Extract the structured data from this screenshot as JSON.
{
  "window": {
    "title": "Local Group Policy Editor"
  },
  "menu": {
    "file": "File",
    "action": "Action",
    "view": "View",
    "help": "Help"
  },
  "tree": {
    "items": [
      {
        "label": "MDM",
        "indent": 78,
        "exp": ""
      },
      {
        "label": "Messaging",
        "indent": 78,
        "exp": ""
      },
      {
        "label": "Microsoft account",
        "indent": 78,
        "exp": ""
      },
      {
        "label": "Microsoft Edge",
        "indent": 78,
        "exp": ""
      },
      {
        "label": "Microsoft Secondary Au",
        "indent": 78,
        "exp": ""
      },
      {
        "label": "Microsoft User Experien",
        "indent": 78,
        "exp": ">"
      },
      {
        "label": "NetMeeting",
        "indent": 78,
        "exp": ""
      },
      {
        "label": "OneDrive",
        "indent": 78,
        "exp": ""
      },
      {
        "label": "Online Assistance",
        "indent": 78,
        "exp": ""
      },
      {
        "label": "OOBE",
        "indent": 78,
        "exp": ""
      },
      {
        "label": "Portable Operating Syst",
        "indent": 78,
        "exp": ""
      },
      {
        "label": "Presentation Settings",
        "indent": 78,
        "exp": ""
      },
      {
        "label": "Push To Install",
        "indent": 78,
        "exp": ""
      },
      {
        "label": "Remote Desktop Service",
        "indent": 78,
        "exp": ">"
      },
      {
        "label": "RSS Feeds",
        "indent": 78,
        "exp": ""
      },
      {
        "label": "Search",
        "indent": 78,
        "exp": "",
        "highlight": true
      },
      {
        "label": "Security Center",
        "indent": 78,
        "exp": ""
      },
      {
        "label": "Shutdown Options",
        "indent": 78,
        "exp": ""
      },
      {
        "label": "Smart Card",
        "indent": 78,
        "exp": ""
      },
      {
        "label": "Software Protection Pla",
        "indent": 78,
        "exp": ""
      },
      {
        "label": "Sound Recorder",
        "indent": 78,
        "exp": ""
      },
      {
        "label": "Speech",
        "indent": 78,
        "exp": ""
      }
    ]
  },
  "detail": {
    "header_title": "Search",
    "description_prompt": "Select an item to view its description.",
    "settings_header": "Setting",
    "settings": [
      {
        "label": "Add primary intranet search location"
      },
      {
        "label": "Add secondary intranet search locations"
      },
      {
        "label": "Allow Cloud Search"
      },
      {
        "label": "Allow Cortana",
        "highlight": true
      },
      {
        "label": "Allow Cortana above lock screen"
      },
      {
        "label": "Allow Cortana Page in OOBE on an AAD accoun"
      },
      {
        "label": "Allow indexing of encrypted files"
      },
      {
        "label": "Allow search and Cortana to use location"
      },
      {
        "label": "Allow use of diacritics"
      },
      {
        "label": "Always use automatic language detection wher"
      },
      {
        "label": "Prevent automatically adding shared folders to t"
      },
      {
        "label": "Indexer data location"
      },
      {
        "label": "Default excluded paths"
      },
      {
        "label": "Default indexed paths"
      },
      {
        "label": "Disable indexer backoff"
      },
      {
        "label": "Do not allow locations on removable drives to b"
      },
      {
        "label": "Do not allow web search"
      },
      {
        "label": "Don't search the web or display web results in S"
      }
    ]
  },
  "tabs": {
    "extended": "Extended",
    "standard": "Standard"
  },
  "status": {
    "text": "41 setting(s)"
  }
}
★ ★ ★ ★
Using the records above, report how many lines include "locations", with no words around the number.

2